**WORK INSTRUCTIONS**
All of the entries below must be copied out exactly.

**RECORDS**

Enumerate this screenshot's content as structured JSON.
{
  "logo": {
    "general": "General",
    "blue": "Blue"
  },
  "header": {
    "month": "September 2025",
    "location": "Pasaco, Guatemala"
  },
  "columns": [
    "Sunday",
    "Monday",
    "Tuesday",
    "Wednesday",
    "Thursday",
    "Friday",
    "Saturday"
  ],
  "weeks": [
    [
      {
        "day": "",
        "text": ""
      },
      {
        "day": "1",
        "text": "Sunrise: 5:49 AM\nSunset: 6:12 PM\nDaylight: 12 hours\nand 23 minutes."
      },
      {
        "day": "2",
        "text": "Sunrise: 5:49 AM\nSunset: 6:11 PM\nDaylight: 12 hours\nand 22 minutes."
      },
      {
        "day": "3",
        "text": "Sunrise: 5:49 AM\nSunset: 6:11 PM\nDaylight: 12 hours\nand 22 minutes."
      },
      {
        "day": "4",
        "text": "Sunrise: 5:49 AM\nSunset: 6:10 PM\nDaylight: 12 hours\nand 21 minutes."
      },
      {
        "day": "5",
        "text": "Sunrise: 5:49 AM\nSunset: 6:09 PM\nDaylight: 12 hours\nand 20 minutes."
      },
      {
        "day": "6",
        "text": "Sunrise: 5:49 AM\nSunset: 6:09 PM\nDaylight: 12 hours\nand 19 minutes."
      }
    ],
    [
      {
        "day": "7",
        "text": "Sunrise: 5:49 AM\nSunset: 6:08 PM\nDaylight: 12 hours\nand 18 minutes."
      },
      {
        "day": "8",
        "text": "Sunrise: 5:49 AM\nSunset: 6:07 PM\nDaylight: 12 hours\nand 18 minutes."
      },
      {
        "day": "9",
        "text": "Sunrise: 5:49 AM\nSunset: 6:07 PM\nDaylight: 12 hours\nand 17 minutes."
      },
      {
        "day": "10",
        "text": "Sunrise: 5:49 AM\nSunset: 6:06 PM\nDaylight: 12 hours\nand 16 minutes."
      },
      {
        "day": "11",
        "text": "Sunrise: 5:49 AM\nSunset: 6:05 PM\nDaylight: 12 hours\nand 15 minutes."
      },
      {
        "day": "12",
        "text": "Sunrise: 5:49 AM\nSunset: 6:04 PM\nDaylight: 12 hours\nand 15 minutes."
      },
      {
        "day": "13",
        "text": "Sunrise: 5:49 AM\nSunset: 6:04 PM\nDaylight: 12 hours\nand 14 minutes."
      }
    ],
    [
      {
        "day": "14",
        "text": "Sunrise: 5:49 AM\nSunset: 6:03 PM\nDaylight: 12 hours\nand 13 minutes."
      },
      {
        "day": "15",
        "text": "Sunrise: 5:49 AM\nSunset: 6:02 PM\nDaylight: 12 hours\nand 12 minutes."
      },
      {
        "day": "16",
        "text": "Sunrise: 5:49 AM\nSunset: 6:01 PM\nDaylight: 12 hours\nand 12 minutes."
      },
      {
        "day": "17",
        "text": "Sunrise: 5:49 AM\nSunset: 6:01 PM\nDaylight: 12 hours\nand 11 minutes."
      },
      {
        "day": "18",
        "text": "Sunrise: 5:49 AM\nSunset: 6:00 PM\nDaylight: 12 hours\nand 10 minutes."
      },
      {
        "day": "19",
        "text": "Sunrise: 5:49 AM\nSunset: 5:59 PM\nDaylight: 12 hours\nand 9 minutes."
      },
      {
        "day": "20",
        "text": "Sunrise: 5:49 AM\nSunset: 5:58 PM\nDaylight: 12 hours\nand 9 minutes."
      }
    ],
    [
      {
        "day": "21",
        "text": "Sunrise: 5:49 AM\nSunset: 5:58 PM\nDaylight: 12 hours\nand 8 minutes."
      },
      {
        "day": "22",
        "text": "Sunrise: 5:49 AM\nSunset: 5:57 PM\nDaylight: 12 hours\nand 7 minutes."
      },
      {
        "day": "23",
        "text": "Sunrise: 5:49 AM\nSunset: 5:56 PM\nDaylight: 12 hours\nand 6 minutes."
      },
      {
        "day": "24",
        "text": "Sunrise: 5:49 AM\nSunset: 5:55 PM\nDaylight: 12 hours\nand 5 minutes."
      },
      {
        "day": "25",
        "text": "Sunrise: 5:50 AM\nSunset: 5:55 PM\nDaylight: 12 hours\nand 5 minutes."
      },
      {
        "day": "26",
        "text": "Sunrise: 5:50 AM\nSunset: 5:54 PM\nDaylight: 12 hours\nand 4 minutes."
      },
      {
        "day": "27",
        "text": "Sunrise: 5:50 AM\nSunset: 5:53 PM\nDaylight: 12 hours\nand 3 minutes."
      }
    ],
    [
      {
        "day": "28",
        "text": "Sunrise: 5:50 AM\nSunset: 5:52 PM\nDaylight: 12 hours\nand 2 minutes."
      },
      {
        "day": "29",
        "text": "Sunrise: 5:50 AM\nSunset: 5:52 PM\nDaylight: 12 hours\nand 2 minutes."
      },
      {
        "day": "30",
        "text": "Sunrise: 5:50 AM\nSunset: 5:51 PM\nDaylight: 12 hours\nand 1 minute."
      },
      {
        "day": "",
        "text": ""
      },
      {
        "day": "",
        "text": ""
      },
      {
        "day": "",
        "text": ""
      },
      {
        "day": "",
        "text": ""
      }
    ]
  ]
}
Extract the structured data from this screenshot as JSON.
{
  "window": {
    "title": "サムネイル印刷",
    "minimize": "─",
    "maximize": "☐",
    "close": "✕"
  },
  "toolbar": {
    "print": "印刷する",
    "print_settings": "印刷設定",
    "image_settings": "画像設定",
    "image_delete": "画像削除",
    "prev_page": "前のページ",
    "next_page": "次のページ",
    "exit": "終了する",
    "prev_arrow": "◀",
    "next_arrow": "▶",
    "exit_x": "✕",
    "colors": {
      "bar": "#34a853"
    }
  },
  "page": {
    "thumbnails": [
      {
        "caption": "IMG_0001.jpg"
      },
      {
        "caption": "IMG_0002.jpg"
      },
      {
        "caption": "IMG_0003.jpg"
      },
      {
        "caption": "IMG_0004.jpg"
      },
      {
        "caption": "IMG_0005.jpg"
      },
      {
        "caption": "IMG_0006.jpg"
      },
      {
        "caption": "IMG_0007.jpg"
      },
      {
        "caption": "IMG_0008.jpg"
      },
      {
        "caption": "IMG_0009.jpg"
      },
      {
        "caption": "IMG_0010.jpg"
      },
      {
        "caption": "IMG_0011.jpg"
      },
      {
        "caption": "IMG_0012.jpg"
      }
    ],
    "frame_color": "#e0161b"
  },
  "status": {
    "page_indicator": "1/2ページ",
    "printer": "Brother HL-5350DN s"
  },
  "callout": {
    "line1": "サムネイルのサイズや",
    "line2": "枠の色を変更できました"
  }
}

**TASK SOLUTION**
Enumerate this screenshot's content as structured JSON.
{
  "logo": {
    "general": "General",
    "blue": "Blue"
  },
  "header": {
    "month": "September 2025",
    "location": "Pasaco, Guatemala"
  },
  "columns": [
    "Sunday",
    "Monday",
    "Tuesday",
    "Wednesday",
    "Thursday",
    "Friday",
    "Saturday"
  ],
  "weeks": [
    [
      {
        "day": "",
        "text": ""
      },
      {
        "day": "1",
        "text": "Sunrise: 5:49 AM\nSunset: 6:12 PM\nDaylight: 12 hours\nand 23 minutes."
      },
      {
        "day": "2",
        "text": "Sunrise: 5:49 AM\nSunset: 6:11 PM\nDaylight: 12 hours\nand 22 minutes."
      },
      {
        "day": "3",
        "text": "Sunrise: 5:49 AM\nSunset: 6:11 PM\nDaylight: 12 hours\nand 22 minutes."
      },
      {
        "day": "4",
        "text": "Sunrise: 5:49 AM\nSunset: 6:10 PM\nDaylight: 12 hours\nand 21 minutes."
      },
      {
        "day": "5",
        "text": "Sunrise: 5:49 AM\nSunset: 6:09 PM\nDaylight: 12 hours\nand 20 minutes."
      },
      {
        "day": "6",
        "text": "Sunrise: 5:49 AM\nSunset: 6:09 PM\nDaylight: 12 hours\nand 19 minutes."
      }
    ],
    [
      {
        "day": "7",
        "text": "Sunrise: 5:49 AM\nSunset: 6:08 PM\nDaylight: 12 hours\nand 18 minutes."
      },
      {
        "day": "8",
        "text": "Sunrise: 5:49 AM\nSunset: 6:07 PM\nDaylight: 12 hours\nand 18 minutes."
      },
      {
        "day": "9",
        "text": "Sunrise: 5:49 AM\nSunset: 6:07 PM\nDaylight: 12 hours\nand 17 minutes."
      },
      {
        "day": "10",
        "text": "Sunrise: 5:49 AM\nSunset: 6:06 PM\nDaylight: 12 hours\nand 16 minutes."
      },
      {
        "day": "11",
        "text": "Sunrise: 5:49 AM\nSunset: 6:05 PM\nDaylight: 12 hours\nand 15 minutes."
      },
      {
        "day": "12",
        "text": "Sunrise: 5:49 AM\nSunset: 6:04 PM\nDaylight: 12 hours\nand 15 minutes."
      },
      {
        "day": "13",
        "text": "Sunrise: 5:49 AM\nSunset: 6:04 PM\nDaylight: 12 hours\nand 14 minutes."
      }
    ],
    [
      {
        "day": "14",
        "text": "Sunrise: 5:49 AM\nSunset: 6:03 PM\nDaylight: 12 hours\nand 13 minutes."
      },
      {
        "day": "15",
        "text": "Sunrise: 5:49 AM\nSunset: 6:02 PM\nDaylight: 12 hours\nand 12 minutes."
      },
      {
        "day": "16",
        "text": "Sunrise: 5:49 AM\nSunset: 6:01 PM\nDaylight: 12 hours\nand 12 minutes."
      },
      {
        "day": "17",
        "text": "Sunrise: 5:49 AM\nSunset: 6:01 PM\nDaylight: 12 hours\nand 11 minutes."
      },
      {
        "day": "18",
        "text": "Sunrise: 5:49 AM\nSunset: 6:00 PM\nDaylight: 12 hours\nand 10 minutes."
      },
      {
        "day": "19",
        "text": "Sunrise: 5:49 AM\nSunset: 5:59 PM\nDaylight: 12 hours\nand 9 minutes."
      },
      {
        "day": "20",
        "text": "Sunrise: 5:49 AM\nSunset: 5:58 PM\nDaylight: 12 hours\nand 9 minutes."
      }
    ],
    [
      {
        "day": "21",
        "text": "Sunrise: 5:49 AM\nSunset: 5:58 PM\nDaylight: 12 hours\nand 8 minutes."
      },
      {
        "day": "22",
        "text": "Sunrise: 5:49 AM\nSunset: 5:57 PM\nDaylight: 12 hours\nand 7 minutes."
      },
      {
        "day": "23",
        "text": "Sunrise: 5:49 AM\nSunset: 5:56 PM\nDaylight: 12 hours\nand 6 minutes."
      },
      {
        "day": "24",
        "text": "Sunrise: 5:49 AM\nSunset: 5:55 PM\nDaylight: 12 hours\nand 5 minutes."
      },
      {
        "day": "25",
        "text": "Sunrise: 5:50 AM\nSunset: 5:55 PM\nDaylight: 12 hours\nand 5 minutes."
      },
      {
        "day": "26",
        "text": "Sunrise: 5:50 AM\nSunset: 5:54 PM\nDaylight: 12 hours\nand 4 minutes."
      },
      {
        "day": "27",
        "text": "Sunrise: 5:50 AM\nSunset: 5:53 PM\nDaylight: 12 hours\nand 3 minutes."
      }
    ],
    [
      {
        "day": "28",
        "text": "Sunrise: 5:50 AM\nSunset: 5:52 PM\nDaylight: 12 hours\nand 2 minutes."
      },
      {
        "day": "29",
        "text": "Sunrise: 5:50 AM\nSunset: 5:52 PM\nDaylight: 12 hours\nand 2 minutes."
      },
      {
        "day": "30",
        "text": "Sunrise: 5:50 AM\nSunset: 5:51 PM\nDaylight: 12 hours\nand 1 minute."
      },
      {
        "day": "",
        "text": ""
      },
      {
        "day": "",
        "text": ""
      },
      {
        "day": "",
        "text": ""
      },
      {
        "day": "",
        "text": ""
      }
    ]
  ]
}
Extract the structured data from this screenshot as JSON.
{
  "window": {
    "title": "サムネイル印刷",
    "minimize": "─",
    "maximize": "☐",
    "close": "✕"
  },
  "toolbar": {
    "print": "印刷する",
    "print_settings": "印刷設定",
    "image_settings": "画像設定",
    "image_delete": "画像削除",
    "prev_page": "前のページ",
    "next_page": "次のページ",
    "exit": "終了する",
    "prev_arrow": "◀",
    "next_arrow": "▶",
    "exit_x": "✕",
    "colors": {
      "bar": "#34a853"
    }
  },
  "page": {
    "thumbnails": [
      {
        "caption": "IMG_0001.jpg"
      },
      {
        "caption": "IMG_0002.jpg"
      },
      {
        "caption": "IMG_0003.jpg"
      },
      {
        "caption": "IMG_0004.jpg"
      },
      {
        "caption": "IMG_0005.jpg"
      },
      {
        "caption": "IMG_0006.jpg"
      },
      {
        "caption": "IMG_0007.jpg"
      },
      {
        "caption": "IMG_0008.jpg"
      },
      {
        "caption": "IMG_0009.jpg"
      },
      {
        "caption": "IMG_0010.jpg"
      },
      {
        "caption": "IMG_0011.jpg"
      },
      {
        "caption": "IMG_0012.jpg"
      }
    ],
    "frame_color": "#e0161b"
  },
  "status": {
    "page_indicator": "1/2ページ",
    "printer": "Brother HL-5350DN s"
  },
  "callout": {
    "line1": "サムネイルのサイズや",
    "line2": "枠の色を変更できました"
  }
}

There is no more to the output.